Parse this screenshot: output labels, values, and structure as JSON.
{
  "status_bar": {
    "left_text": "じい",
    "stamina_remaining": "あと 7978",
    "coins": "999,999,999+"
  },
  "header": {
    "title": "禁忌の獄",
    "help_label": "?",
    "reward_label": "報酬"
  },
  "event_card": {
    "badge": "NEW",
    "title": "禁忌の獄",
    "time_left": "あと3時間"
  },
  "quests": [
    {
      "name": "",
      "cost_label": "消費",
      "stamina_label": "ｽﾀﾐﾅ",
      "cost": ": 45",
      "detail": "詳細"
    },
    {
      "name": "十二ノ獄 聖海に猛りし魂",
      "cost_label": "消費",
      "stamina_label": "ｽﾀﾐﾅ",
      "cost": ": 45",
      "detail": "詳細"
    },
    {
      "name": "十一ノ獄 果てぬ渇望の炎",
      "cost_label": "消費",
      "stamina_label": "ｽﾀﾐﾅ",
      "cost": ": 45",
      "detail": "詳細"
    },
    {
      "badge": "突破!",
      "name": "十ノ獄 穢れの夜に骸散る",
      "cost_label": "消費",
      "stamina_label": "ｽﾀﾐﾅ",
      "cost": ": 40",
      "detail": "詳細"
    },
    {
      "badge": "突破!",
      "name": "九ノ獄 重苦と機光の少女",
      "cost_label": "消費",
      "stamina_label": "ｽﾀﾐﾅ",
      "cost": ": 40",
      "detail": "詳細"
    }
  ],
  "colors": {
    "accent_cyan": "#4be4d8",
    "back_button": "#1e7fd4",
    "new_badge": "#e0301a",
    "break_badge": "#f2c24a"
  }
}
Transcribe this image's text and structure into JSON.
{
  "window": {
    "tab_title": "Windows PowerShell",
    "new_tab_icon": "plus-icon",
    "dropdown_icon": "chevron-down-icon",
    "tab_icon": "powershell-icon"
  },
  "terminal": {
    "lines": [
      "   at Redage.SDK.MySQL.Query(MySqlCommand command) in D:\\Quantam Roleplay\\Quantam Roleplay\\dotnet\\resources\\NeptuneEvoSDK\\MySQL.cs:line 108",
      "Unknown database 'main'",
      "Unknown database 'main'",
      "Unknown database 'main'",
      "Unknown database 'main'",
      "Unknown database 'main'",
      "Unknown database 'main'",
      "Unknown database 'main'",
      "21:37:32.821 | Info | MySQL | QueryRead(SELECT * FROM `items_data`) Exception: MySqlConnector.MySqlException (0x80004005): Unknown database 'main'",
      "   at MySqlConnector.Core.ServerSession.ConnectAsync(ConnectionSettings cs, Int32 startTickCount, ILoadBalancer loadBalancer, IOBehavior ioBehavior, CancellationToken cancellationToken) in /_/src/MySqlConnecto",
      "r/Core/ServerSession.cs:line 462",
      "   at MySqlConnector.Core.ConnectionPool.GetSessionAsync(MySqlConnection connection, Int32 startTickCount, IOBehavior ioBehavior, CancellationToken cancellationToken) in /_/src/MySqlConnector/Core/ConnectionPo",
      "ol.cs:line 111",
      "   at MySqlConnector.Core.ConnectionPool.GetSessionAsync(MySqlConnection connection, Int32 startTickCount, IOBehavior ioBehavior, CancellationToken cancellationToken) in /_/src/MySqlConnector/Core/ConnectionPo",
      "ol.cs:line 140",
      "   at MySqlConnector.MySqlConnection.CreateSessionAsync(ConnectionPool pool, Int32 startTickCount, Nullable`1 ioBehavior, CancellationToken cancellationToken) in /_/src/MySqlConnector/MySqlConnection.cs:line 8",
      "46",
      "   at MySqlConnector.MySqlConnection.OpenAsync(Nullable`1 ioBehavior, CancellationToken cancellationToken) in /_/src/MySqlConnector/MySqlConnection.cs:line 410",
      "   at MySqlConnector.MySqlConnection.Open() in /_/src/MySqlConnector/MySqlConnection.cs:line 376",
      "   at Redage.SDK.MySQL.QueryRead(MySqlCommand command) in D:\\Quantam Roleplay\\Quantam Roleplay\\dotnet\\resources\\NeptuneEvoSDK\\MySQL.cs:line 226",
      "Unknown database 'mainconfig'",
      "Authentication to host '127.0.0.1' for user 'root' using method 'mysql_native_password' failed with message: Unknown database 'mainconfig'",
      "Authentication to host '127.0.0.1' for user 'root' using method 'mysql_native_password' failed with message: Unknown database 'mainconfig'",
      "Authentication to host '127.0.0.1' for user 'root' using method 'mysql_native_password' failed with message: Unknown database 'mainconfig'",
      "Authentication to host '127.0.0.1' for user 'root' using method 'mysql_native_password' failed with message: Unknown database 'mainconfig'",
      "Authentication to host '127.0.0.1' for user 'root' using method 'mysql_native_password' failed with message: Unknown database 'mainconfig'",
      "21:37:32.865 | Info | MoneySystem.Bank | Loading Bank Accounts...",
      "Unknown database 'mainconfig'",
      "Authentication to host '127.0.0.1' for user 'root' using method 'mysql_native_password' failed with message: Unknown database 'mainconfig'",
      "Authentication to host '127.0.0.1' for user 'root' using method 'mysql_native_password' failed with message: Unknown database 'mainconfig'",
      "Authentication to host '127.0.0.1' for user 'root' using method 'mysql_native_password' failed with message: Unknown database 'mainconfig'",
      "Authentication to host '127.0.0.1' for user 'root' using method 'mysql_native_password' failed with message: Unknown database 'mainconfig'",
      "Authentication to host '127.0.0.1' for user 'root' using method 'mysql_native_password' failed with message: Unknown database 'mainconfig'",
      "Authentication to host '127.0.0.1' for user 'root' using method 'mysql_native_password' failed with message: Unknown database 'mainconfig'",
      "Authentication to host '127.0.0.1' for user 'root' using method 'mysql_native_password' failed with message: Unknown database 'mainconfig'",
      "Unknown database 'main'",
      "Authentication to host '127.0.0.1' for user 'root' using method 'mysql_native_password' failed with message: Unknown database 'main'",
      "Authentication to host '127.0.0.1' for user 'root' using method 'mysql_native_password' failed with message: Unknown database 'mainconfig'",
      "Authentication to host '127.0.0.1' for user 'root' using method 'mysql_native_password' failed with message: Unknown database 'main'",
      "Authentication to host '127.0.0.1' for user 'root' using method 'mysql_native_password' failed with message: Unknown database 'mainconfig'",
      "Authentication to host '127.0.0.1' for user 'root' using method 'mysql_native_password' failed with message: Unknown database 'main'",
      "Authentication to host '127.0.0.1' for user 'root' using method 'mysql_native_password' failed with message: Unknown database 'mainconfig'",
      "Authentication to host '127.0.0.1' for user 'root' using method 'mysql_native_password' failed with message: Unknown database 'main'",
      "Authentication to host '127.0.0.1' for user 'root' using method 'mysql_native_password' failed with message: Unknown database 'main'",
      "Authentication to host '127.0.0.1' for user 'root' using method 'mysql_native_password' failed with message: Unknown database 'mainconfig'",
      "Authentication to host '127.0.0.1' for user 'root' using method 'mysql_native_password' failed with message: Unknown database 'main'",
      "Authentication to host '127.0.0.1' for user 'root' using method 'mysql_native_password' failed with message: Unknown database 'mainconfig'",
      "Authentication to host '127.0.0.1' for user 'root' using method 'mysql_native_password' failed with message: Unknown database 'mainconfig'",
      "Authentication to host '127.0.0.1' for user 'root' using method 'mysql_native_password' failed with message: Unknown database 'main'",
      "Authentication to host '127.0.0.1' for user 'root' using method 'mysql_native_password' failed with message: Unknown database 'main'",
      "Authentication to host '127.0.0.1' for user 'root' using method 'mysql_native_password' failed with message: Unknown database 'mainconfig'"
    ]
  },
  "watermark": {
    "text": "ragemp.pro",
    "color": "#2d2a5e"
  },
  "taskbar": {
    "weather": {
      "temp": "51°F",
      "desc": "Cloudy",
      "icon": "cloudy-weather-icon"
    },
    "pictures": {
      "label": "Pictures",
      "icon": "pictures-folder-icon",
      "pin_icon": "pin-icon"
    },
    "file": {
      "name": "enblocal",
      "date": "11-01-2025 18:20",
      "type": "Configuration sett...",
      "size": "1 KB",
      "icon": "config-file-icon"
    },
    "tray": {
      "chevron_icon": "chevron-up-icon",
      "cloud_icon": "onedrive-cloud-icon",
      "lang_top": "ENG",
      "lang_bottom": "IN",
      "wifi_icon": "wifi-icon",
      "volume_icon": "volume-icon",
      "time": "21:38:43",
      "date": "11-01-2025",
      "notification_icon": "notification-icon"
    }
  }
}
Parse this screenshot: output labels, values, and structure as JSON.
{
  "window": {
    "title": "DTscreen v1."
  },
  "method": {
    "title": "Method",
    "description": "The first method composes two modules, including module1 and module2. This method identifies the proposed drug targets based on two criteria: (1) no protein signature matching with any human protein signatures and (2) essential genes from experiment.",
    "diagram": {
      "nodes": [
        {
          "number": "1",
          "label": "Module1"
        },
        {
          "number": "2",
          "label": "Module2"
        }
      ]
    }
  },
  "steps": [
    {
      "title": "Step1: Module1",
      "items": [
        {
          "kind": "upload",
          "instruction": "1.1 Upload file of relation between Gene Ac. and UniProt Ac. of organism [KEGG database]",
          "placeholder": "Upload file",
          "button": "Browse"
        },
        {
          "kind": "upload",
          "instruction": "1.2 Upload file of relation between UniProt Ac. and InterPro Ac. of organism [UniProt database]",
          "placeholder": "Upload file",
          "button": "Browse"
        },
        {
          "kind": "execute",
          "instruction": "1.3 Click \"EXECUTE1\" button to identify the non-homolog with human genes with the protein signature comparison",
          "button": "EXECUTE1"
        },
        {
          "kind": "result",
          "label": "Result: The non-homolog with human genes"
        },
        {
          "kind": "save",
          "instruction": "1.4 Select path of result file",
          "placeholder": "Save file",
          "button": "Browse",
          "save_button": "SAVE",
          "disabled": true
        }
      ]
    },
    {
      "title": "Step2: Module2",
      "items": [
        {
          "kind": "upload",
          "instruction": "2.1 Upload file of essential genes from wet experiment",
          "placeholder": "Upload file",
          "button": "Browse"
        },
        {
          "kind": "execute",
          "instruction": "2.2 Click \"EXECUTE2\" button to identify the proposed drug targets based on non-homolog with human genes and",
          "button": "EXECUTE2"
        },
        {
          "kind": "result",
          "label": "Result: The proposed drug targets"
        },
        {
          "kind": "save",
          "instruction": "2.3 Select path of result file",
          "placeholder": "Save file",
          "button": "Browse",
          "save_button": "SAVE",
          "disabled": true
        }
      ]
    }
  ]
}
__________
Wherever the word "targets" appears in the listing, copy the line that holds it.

    "description": "The first method composes two modules, including module1 and module2. This method identifies the proposed drug targets based on two criteria: (1) no protein signature matching with any human protein signatures and (2) essential genes from experiment.",
          "instruction": "2.2 Click \"EXECUTE2\" button to identify the proposed drug targets based on non-homolog with human genes and",
          "label": "Result: The proposed drug targets"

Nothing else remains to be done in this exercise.